**Provided data**

====

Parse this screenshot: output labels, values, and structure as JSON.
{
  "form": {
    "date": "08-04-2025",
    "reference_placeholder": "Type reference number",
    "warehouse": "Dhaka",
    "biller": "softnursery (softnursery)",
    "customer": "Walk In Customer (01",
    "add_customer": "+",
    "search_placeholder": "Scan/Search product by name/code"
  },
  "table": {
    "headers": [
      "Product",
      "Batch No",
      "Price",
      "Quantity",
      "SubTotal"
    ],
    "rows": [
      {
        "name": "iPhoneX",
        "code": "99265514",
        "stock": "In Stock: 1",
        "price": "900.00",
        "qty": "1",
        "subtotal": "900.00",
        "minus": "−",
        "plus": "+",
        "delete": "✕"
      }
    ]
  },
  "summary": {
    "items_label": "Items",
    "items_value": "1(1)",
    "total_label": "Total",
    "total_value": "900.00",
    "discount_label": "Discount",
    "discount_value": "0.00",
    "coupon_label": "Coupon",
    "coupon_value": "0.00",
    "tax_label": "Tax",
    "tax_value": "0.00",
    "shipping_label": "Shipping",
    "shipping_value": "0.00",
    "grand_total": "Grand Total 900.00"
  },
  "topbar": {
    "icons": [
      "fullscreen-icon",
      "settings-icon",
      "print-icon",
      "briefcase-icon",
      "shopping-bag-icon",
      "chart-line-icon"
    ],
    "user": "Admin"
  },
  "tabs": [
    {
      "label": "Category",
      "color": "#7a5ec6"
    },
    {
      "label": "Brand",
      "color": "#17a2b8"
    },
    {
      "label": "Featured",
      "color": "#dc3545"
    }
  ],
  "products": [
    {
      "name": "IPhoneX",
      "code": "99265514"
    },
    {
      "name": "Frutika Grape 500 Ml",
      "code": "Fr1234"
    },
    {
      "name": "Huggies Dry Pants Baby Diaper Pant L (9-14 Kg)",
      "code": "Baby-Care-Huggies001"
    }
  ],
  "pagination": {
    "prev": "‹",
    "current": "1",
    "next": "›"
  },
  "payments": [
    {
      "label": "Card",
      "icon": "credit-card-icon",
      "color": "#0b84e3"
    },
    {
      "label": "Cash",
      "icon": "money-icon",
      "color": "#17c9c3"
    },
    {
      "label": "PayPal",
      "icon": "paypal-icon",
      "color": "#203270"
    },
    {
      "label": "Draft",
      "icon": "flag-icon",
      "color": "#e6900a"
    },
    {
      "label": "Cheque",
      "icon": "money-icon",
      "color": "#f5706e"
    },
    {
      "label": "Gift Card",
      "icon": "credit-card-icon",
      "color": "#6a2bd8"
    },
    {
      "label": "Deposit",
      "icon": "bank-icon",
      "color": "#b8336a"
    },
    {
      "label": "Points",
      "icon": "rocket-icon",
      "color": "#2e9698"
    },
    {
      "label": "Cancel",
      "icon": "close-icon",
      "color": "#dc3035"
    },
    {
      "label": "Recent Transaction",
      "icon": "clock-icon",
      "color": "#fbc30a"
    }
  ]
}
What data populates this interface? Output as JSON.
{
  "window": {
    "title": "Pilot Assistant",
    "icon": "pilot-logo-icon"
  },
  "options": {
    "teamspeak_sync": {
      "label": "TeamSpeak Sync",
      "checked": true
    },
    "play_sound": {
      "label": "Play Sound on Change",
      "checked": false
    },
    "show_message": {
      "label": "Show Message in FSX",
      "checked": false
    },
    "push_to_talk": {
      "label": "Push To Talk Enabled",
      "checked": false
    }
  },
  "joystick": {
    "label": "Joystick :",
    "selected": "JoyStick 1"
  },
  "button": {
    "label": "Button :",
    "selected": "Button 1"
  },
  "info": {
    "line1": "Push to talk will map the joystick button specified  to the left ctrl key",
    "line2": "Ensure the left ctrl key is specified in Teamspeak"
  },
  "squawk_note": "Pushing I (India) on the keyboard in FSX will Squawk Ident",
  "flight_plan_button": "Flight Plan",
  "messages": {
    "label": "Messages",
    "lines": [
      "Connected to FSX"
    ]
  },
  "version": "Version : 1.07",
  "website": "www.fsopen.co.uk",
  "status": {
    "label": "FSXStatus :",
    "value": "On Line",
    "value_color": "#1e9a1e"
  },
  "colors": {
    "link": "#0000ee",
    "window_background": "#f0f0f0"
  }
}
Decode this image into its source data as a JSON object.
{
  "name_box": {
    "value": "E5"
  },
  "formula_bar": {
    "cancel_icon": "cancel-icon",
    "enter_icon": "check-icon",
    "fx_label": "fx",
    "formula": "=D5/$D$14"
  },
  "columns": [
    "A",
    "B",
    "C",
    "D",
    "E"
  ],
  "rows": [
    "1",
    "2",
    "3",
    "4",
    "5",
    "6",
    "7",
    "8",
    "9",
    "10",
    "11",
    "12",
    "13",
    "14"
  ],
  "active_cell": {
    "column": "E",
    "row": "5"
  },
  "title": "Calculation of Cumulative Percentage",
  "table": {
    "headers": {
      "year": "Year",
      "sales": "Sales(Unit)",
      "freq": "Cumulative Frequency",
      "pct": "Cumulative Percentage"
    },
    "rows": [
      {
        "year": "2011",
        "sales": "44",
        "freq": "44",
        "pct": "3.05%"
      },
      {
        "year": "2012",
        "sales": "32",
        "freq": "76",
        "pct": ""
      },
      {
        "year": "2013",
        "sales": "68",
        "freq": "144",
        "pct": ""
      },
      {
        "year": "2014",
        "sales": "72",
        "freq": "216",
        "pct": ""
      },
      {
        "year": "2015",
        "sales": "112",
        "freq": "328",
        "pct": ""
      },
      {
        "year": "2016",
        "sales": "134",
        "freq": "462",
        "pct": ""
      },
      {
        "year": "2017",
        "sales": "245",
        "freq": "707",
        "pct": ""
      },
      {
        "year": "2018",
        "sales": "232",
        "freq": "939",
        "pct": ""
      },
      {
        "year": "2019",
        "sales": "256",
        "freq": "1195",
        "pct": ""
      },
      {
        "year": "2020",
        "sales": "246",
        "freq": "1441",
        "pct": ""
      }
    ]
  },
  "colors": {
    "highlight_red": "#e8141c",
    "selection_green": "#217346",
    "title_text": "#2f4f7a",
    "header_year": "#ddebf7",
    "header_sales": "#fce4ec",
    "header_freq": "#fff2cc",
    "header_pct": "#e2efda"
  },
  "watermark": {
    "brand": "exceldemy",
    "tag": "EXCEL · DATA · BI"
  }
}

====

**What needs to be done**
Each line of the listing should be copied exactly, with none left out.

**Written answer**
Parse this screenshot: output labels, values, and structure as JSON.
{
  "form": {
    "date": "08-04-2025",
    "reference_placeholder": "Type reference number",
    "warehouse": "Dhaka",
    "biller": "softnursery (softnursery)",
    "customer": "Walk In Customer (01",
    "add_customer": "+",
    "search_placeholder": "Scan/Search product by name/code"
  },
  "table": {
    "headers": [
      "Product",
      "Batch No",
      "Price",
      "Quantity",
      "SubTotal"
    ],
    "rows": [
      {
        "name": "iPhoneX",
        "code": "99265514",
        "stock": "In Stock: 1",
        "price": "900.00",
        "qty": "1",
        "subtotal": "900.00",
        "minus": "−",
        "plus": "+",
        "delete": "✕"
      }
    ]
  },
  "summary": {
    "items_label": "Items",
    "items_value": "1(1)",
    "total_label": "Total",
    "total_value": "900.00",
    "discount_label": "Discount",
    "discount_value": "0.00",
    "coupon_label": "Coupon",
    "coupon_value": "0.00",
    "tax_label": "Tax",
    "tax_value": "0.00",
    "shipping_label": "Shipping",
    "shipping_value": "0.00",
    "grand_total": "Grand Total 900.00"
  },
  "topbar": {
    "icons": [
      "fullscreen-icon",
      "settings-icon",
      "print-icon",
      "briefcase-icon",
      "shopping-bag-icon",
      "chart-line-icon"
    ],
    "user": "Admin"
  },
  "tabs": [
    {
      "label": "Category",
      "color": "#7a5ec6"
    },
    {
      "label": "Brand",
      "color": "#17a2b8"
    },
    {
      "label": "Featured",
      "color": "#dc3545"
    }
  ],
  "products": [
    {
      "name": "IPhoneX",
      "code": "99265514"
    },
    {
      "name": "Frutika Grape 500 Ml",
      "code": "Fr1234"
    },
    {
      "name": "Huggies Dry Pants Baby Diaper Pant L (9-14 Kg)",
      "code": "Baby-Care-Huggies001"
    }
  ],
  "pagination": {
    "prev": "‹",
    "current": "1",
    "next": "›"
  },
  "payments": [
    {
      "label": "Card",
      "icon": "credit-card-icon",
      "color": "#0b84e3"
    },
    {
      "label": "Cash",
      "icon": "money-icon",
      "color": "#17c9c3"
    },
    {
      "label": "PayPal",
      "icon": "paypal-icon",
      "color": "#203270"
    },
    {
      "label": "Draft",
      "icon": "flag-icon",
      "color": "#e6900a"
    },
    {
      "label": "Cheque",
      "icon": "money-icon",
      "color": "#f5706e"
    },
    {
      "label": "Gift Card",
      "icon": "credit-card-icon",
      "color": "#6a2bd8"
    },
    {
      "label": "Deposit",
      "icon": "bank-icon",
      "color": "#b8336a"
    },
    {
      "label": "Points",
      "icon": "rocket-icon",
      "color": "#2e9698"
    },
    {
      "label": "Cancel",
      "icon": "close-icon",
      "color": "#dc3035"
    },
    {
      "label": "Recent Transaction",
      "icon": "clock-icon",
      "color": "#fbc30a"
    }
  ]
}
What data populates this interface? Output as JSON.
{
  "window": {
    "title": "Pilot Assistant",
    "icon": "pilot-logo-icon"
  },
  "options": {
    "teamspeak_sync": {
      "label": "TeamSpeak Sync",
      "checked": true
    },
    "play_sound": {
      "label": "Play Sound on Change",
      "checked": false
    },
    "show_message": {
      "label": "Show Message in FSX",
      "checked": false
    },
    "push_to_talk": {
      "label": "Push To Talk Enabled",
      "checked": false
    }
  },
  "joystick": {
    "label": "Joystick :",
    "selected": "JoyStick 1"
  },
  "button": {
    "label": "Button :",
    "selected": "Button 1"
  },
  "info": {
    "line1": "Push to talk will map the joystick button specified  to the left ctrl key",
    "line2": "Ensure the left ctrl key is specified in Teamspeak"
  },
  "squawk_note": "Pushing I (India) on the keyboard in FSX will Squawk Ident",
  "flight_plan_button": "Flight Plan",
  "messages": {
    "label": "Messages",
    "lines": [
      "Connected to FSX"
    ]
  },
  "version": "Version : 1.07",
  "website": "www.fsopen.co.uk",
  "status": {
    "label": "FSXStatus :",
    "value": "On Line",
    "value_color": "#1e9a1e"
  },
  "colors": {
    "link": "#0000ee",
    "window_background": "#f0f0f0"
  }
}
Decode this image into its source data as a JSON object.
{
  "name_box": {
    "value": "E5"
  },
  "formula_bar": {
    "cancel_icon": "cancel-icon",
    "enter_icon": "check-icon",
    "fx_label": "fx",
    "formula": "=D5/$D$14"
  },
  "columns": [
    "A",
    "B",
    "C",
    "D",
    "E"
  ],
  "rows": [
    "1",
    "2",
    "3",
    "4",
    "5",
    "6",
    "7",
    "8",
    "9",
    "10",
    "11",
    "12",
    "13",
    "14"
  ],
  "active_cell": {
    "column": "E",
    "row": "5"
  },
  "title": "Calculation of Cumulative Percentage",
  "table": {
    "headers": {
      "year": "Year",
      "sales": "Sales(Unit)",
      "freq": "Cumulative Frequency",
      "pct": "Cumulative Percentage"
    },
    "rows": [
      {
        "year": "2011",
        "sales": "44",
        "freq": "44",
        "pct": "3.05%"
      },
      {
        "year": "2012",
        "sales": "32",
        "freq": "76",
        "pct": ""
      },
      {
        "year": "2013",
        "sales": "68",
        "freq": "144",
        "pct": ""
      },
      {
        "year": "2014",
        "sales": "72",
        "freq": "216",
        "pct": ""
      },
      {
        "year": "2015",
        "sales": "112",
        "freq": "328",
        "pct": ""
      },
      {
        "year": "2016",
        "sales": "134",
        "freq": "462",
        "pct": ""
      },
      {
        "year": "2017",
        "sales": "245",
        "freq": "707",
        "pct": ""
      },
      {
        "year": "2018",
        "sales": "232",
        "freq": "939",
        "pct": ""
      },
      {
        "year": "2019",
        "sales": "256",
        "freq": "1195",
        "pct": ""
      },
      {
        "year": "2020",
        "sales": "246",
        "freq": "1441",
        "pct": ""
      }
    ]
  },
  "colors": {
    "highlight_red": "#e8141c",
    "selection_green": "#217346",
    "title_text": "#2f4f7a",
    "header_year": "#ddebf7",
    "header_sales": "#fce4ec",
    "header_freq": "#fff2cc",
    "header_pct": "#e2efda"
  },
  "watermark": {
    "brand": "exceldemy",
    "tag": "EXCEL · DATA · BI"
  }
}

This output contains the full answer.